## DATA SECTION
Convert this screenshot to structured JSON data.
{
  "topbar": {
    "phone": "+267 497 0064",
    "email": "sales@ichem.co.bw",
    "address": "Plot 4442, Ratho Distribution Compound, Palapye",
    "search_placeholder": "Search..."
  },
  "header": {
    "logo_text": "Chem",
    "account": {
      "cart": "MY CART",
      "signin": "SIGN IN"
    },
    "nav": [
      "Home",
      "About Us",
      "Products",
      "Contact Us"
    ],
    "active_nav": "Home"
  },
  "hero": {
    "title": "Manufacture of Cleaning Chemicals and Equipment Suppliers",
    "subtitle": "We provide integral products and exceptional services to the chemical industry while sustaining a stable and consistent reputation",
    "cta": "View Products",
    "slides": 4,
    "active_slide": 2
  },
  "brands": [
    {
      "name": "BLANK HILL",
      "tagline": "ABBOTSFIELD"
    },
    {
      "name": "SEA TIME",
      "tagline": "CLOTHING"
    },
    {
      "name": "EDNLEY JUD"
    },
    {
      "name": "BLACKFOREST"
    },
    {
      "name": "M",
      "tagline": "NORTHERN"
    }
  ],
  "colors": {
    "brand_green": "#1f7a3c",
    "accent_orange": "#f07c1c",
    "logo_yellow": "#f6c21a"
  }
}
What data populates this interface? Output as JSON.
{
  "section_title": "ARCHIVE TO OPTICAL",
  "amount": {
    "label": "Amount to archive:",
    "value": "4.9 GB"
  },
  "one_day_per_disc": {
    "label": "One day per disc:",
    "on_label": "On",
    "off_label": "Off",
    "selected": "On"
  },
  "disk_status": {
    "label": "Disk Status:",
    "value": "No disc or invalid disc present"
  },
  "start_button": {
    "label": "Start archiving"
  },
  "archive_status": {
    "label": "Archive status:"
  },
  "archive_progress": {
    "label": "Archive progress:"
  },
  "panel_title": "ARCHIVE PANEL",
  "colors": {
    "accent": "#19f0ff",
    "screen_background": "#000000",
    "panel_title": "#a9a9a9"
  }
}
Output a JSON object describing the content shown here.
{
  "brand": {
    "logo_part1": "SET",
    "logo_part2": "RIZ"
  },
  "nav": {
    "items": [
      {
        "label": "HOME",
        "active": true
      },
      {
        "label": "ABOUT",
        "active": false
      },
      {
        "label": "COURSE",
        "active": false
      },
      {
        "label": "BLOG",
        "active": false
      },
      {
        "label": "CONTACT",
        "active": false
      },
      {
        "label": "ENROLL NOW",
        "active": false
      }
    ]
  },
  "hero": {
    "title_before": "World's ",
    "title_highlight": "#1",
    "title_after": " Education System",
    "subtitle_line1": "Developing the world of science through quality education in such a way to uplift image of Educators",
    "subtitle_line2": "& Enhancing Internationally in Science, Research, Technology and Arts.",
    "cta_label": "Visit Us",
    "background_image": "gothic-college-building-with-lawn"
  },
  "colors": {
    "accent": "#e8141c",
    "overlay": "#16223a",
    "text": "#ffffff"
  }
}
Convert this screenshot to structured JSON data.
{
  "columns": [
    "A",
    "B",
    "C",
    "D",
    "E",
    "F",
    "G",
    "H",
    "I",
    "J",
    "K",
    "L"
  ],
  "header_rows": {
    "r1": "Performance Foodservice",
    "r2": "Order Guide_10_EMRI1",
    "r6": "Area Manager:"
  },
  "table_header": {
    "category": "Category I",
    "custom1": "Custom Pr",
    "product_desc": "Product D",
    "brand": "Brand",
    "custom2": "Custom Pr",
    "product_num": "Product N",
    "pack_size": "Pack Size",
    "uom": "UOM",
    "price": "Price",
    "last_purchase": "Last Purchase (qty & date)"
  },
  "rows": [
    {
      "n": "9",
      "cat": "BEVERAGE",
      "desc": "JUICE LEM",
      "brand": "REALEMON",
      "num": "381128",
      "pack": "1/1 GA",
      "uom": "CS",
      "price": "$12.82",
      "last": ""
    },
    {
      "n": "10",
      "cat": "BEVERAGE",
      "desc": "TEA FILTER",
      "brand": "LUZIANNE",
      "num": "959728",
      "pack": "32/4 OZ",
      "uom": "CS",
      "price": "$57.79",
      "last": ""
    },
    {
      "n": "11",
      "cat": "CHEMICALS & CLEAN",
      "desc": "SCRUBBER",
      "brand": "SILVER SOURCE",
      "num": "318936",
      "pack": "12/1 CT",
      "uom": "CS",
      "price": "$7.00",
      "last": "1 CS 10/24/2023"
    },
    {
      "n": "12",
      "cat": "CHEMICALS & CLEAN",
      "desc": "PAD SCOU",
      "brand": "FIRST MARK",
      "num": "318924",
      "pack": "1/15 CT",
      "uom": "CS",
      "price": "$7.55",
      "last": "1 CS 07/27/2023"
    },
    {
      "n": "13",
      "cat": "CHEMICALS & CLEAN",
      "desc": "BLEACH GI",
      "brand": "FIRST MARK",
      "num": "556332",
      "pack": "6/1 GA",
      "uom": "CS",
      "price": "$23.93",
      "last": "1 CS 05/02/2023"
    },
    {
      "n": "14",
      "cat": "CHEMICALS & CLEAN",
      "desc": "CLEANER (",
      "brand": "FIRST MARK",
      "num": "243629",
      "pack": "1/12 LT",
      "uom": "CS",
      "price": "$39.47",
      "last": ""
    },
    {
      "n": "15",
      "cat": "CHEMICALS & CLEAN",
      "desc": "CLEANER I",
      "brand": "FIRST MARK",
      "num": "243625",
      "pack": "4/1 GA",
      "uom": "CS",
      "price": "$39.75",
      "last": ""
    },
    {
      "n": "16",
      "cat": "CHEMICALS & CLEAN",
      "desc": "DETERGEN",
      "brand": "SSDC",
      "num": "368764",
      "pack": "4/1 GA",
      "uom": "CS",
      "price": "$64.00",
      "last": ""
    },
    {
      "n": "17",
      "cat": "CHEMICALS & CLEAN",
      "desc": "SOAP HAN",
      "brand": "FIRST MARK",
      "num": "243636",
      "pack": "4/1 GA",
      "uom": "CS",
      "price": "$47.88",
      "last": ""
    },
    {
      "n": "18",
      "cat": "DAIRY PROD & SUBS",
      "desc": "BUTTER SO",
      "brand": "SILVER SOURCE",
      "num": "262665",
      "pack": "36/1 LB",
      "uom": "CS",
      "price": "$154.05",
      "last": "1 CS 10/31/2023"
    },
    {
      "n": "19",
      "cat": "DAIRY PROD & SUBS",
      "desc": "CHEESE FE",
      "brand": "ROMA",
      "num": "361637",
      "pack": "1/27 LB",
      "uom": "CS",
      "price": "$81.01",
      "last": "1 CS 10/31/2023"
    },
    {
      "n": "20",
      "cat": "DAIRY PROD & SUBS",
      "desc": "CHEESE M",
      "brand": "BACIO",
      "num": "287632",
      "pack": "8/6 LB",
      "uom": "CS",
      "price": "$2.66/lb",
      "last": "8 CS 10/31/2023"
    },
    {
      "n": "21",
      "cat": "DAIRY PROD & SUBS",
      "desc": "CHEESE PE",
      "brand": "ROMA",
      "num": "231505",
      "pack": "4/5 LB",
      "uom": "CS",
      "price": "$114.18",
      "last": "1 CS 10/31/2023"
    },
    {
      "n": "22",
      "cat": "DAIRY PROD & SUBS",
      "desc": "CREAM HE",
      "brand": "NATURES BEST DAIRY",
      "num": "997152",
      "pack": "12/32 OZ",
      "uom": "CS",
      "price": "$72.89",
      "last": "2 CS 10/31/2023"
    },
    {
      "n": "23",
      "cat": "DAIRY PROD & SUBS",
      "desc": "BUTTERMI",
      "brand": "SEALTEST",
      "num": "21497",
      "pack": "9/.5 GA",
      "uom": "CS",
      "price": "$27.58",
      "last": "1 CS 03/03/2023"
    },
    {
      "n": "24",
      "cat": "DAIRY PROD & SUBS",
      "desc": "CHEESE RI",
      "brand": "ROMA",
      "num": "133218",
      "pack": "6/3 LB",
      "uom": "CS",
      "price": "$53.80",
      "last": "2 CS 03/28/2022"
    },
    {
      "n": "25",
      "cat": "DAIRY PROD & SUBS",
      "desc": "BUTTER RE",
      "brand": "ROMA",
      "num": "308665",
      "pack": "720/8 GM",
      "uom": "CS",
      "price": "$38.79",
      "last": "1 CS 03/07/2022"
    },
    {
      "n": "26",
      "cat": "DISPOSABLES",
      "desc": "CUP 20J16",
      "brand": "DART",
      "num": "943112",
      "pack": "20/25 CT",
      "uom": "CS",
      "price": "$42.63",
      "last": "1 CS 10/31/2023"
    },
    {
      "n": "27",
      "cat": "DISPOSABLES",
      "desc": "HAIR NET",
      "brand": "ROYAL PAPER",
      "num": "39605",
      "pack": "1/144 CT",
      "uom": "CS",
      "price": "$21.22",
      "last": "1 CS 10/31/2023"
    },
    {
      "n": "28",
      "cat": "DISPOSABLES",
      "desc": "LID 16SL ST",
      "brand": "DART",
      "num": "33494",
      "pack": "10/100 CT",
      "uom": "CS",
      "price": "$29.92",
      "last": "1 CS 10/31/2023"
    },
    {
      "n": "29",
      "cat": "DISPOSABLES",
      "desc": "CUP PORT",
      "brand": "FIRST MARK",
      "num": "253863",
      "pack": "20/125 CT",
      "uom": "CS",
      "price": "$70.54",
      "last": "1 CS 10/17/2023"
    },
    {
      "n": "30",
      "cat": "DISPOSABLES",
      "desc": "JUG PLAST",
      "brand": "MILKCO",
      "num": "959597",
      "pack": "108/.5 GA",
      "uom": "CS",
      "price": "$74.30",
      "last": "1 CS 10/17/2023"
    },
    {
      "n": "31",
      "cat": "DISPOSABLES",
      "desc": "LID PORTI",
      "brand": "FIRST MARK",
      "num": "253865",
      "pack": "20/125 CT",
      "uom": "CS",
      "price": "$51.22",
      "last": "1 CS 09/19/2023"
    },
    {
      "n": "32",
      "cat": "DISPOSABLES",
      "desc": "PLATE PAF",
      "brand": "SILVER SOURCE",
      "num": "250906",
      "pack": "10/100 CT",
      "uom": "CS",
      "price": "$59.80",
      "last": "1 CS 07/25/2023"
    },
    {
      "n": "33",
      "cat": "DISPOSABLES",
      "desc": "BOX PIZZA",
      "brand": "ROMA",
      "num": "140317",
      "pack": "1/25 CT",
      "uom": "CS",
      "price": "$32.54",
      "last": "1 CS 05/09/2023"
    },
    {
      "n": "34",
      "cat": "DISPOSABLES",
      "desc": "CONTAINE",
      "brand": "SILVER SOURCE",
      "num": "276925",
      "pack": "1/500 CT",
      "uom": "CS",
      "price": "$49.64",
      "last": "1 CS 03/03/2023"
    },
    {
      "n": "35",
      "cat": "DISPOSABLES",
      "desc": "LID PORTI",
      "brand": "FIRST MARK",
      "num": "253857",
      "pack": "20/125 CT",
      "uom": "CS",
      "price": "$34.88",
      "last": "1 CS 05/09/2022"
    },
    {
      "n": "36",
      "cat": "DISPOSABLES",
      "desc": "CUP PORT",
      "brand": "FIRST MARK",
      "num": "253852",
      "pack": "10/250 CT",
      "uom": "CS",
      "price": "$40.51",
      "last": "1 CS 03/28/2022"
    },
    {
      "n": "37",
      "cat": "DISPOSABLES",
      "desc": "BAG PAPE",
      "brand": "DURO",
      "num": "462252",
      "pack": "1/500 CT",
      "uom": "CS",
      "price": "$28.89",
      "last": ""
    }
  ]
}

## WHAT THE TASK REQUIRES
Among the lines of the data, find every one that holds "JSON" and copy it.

## RESULT FOR THIS TASK
Convert this screenshot to structured JSON data.
What data populates this interface? Output as JSON.
Output a JSON object describing the content shown here.
Convert this screenshot to structured JSON data.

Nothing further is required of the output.